▸ **TASK DESCRIPTION**
When you return the data, keep every line exactly as it is and leave out the pictures.

Items from an interface collection
----
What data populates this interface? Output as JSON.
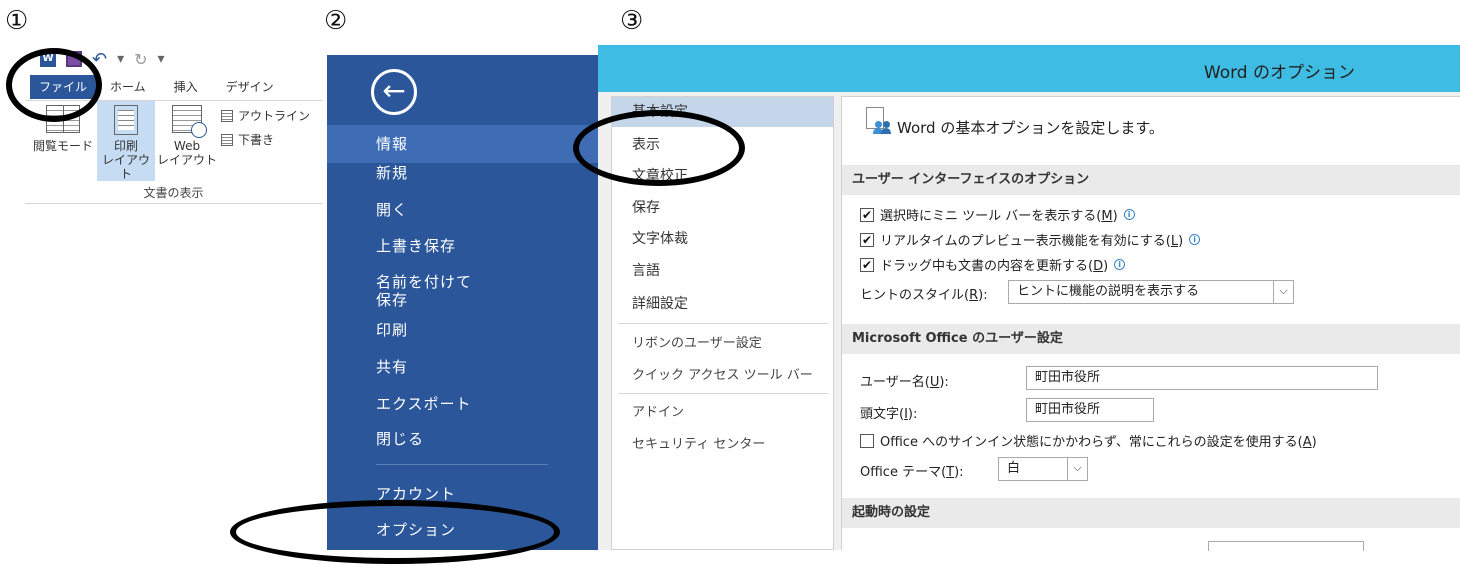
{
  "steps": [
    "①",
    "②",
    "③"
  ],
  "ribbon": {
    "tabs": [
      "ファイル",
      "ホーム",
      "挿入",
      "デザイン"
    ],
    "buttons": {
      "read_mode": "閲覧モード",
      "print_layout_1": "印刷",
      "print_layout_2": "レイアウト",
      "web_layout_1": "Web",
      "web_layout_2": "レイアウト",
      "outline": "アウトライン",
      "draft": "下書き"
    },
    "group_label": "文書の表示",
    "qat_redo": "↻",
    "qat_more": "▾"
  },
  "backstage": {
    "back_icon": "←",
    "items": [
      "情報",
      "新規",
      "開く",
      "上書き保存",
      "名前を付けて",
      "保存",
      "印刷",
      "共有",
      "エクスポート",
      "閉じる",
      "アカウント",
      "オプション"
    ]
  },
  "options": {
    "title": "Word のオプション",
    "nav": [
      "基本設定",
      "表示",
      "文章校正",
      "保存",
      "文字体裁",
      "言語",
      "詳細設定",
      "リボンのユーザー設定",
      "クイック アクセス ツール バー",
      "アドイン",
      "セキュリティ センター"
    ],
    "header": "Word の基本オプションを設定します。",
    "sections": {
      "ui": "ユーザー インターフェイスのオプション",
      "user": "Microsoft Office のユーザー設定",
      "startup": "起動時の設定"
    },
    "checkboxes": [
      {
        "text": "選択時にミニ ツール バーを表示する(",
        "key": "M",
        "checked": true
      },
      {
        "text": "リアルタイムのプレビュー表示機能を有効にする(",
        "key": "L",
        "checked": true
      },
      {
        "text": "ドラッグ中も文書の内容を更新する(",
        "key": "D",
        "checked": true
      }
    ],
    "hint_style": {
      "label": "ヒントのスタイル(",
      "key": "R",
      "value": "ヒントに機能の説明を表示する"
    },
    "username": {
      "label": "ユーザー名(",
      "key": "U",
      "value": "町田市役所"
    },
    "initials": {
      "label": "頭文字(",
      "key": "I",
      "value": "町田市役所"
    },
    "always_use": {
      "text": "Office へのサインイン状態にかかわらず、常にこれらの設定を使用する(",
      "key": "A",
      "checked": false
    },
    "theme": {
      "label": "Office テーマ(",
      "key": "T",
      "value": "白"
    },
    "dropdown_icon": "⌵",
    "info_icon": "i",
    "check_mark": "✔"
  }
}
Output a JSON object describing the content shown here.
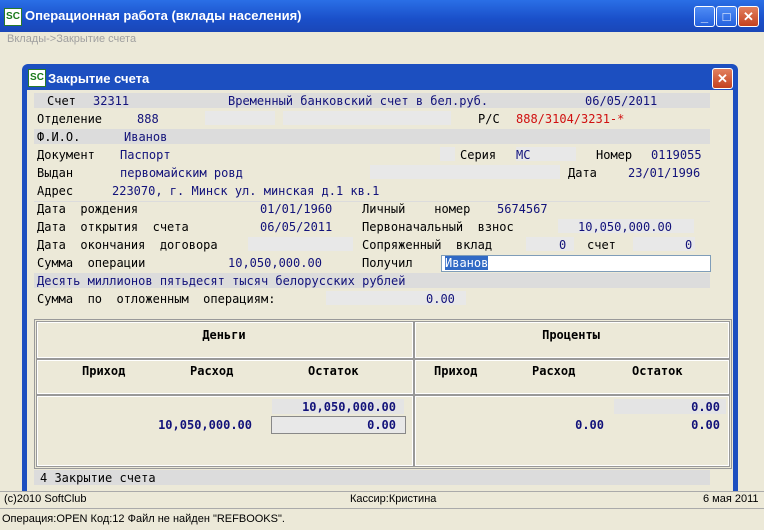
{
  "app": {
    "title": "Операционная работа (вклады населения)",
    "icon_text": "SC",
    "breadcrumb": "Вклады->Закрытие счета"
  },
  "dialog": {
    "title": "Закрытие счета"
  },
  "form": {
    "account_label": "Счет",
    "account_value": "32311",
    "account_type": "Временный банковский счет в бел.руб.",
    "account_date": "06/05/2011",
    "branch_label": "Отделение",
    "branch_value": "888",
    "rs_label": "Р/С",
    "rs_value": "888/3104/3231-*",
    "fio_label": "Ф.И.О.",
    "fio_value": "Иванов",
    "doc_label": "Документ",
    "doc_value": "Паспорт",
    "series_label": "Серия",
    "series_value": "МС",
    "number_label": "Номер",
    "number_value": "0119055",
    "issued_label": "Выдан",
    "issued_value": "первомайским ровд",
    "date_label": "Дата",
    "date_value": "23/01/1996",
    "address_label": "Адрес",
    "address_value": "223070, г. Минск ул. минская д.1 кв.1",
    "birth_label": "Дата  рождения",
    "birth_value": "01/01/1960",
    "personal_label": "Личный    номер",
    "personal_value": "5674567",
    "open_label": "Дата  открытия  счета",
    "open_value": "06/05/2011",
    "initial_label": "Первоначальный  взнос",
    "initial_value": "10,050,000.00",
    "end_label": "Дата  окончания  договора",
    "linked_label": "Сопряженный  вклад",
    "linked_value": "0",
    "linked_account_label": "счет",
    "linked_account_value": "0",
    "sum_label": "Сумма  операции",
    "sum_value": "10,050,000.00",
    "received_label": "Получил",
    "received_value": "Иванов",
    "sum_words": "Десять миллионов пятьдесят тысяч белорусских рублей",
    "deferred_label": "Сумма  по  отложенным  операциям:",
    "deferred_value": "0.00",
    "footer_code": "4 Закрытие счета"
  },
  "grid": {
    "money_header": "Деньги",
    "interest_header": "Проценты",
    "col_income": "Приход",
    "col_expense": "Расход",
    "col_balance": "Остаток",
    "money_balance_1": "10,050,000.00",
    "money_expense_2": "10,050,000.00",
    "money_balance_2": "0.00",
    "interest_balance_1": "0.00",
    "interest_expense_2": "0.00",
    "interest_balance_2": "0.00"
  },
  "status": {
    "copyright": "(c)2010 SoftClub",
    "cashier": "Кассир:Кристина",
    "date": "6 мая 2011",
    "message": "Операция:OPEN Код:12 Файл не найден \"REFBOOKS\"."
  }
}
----
▸ **ANSWER SPACE**
What data populates this interface? Output as JSON.
{
  "steps": [
    "①",
    "②",
    "③"
  ],
  "ribbon": {
    "tabs": [
      "ファイル",
      "ホーム",
      "挿入",
      "デザイン"
    ],
    "buttons": {
      "read_mode": "閲覧モード",
      "print_layout_1": "印刷",
      "print_layout_2": "レイアウト",
      "web_layout_1": "Web",
      "web_layout_2": "レイアウト",
      "outline": "アウトライン",
      "draft": "下書き"
    },
    "group_label": "文書の表示",
    "qat_redo": "↻",
    "qat_more": "▾"
  },
  "backstage": {
    "back_icon": "←",
    "items": [
      "情報",
      "新規",
      "開く",
      "上書き保存",
      "名前を付けて",
      "保存",
      "印刷",
      "共有",
      "エクスポート",
      "閉じる",
      "アカウント",
      "オプション"
    ]
  },
  "options": {
    "title": "Word のオプション",
    "nav": [
      "基本設定",
      "表示",
      "文章校正",
      "保存",
      "文字体裁",
      "言語",
      "詳細設定",
      "リボンのユーザー設定",
      "クイック アクセス ツール バー",
      "アドイン",
      "セキュリティ センター"
    ],
    "header": "Word の基本オプションを設定します。",
    "sections": {
      "ui": "ユーザー インターフェイスのオプション",
      "user": "Microsoft Office のユーザー設定",
      "startup": "起動時の設定"
    },
    "checkboxes": [
      {
        "text": "選択時にミニ ツール バーを表示する(",
        "key": "M",
        "checked": true
      },
      {
        "text": "リアルタイムのプレビュー表示機能を有効にする(",
        "key": "L",
        "checked": true
      },
      {
        "text": "ドラッグ中も文書の内容を更新する(",
        "key": "D",
        "checked": true
      }
    ],
    "hint_style": {
      "label": "ヒントのスタイル(",
      "key": "R",
      "value": "ヒントに機能の説明を表示する"
    },
    "username": {
      "label": "ユーザー名(",
      "key": "U",
      "value": "町田市役所"
    },
    "initials": {
      "label": "頭文字(",
      "key": "I",
      "value": "町田市役所"
    },
    "always_use": {
      "text": "Office へのサインイン状態にかかわらず、常にこれらの設定を使用する(",
      "key": "A",
      "checked": false
    },
    "theme": {
      "label": "Office テーマ(",
      "key": "T",
      "value": "白"
    },
    "dropdown_icon": "⌵",
    "info_icon": "i",
    "check_mark": "✔"
  }
}
Output a JSON object describing the content shown here.
{
  "app": {
    "title": "Операционная работа (вклады населения)",
    "icon_text": "SC",
    "breadcrumb": "Вклады->Закрытие счета"
  },
  "dialog": {
    "title": "Закрытие счета"
  },
  "form": {
    "account_label": "Счет",
    "account_value": "32311",
    "account_type": "Временный банковский счет в бел.руб.",
    "account_date": "06/05/2011",
    "branch_label": "Отделение",
    "branch_value": "888",
    "rs_label": "Р/С",
    "rs_value": "888/3104/3231-*",
    "fio_label": "Ф.И.О.",
    "fio_value": "Иванов",
    "doc_label": "Документ",
    "doc_value": "Паспорт",
    "series_label": "Серия",
    "series_value": "МС",
    "number_label": "Номер",
    "number_value": "0119055",
    "issued_label": "Выдан",
    "issued_value": "первомайским ровд",
    "date_label": "Дата",
    "date_value": "23/01/1996",
    "address_label": "Адрес",
    "address_value": "223070, г. Минск ул. минская д.1 кв.1",
    "birth_label": "Дата  рождения",
    "birth_value": "01/01/1960",
    "personal_label": "Личный    номер",
    "personal_value": "5674567",
    "open_label": "Дата  открытия  счета",
    "open_value": "06/05/2011",
    "initial_label": "Первоначальный  взнос",
    "initial_value": "10,050,000.00",
    "end_label": "Дата  окончания  договора",
    "linked_label": "Сопряженный  вклад",
    "linked_value": "0",
    "linked_account_label": "счет",
    "linked_account_value": "0",
    "sum_label": "Сумма  операции",
    "sum_value": "10,050,000.00",
    "received_label": "Получил",
    "received_value": "Иванов",
    "sum_words": "Десять миллионов пятьдесят тысяч белорусских рублей",
    "deferred_label": "Сумма  по  отложенным  операциям:",
    "deferred_value": "0.00",
    "footer_code": "4 Закрытие счета"
  },
  "grid": {
    "money_header": "Деньги",
    "interest_header": "Проценты",
    "col_income": "Приход",
    "col_expense": "Расход",
    "col_balance": "Остаток",
    "money_balance_1": "10,050,000.00",
    "money_expense_2": "10,050,000.00",
    "money_balance_2": "0.00",
    "interest_balance_1": "0.00",
    "interest_expense_2": "0.00",
    "interest_balance_2": "0.00"
  },
  "status": {
    "copyright": "(c)2010 SoftClub",
    "cashier": "Кассир:Кристина",
    "date": "6 мая 2011",
    "message": "Операция:OPEN Код:12 Файл не найден \"REFBOOKS\"."
  }
}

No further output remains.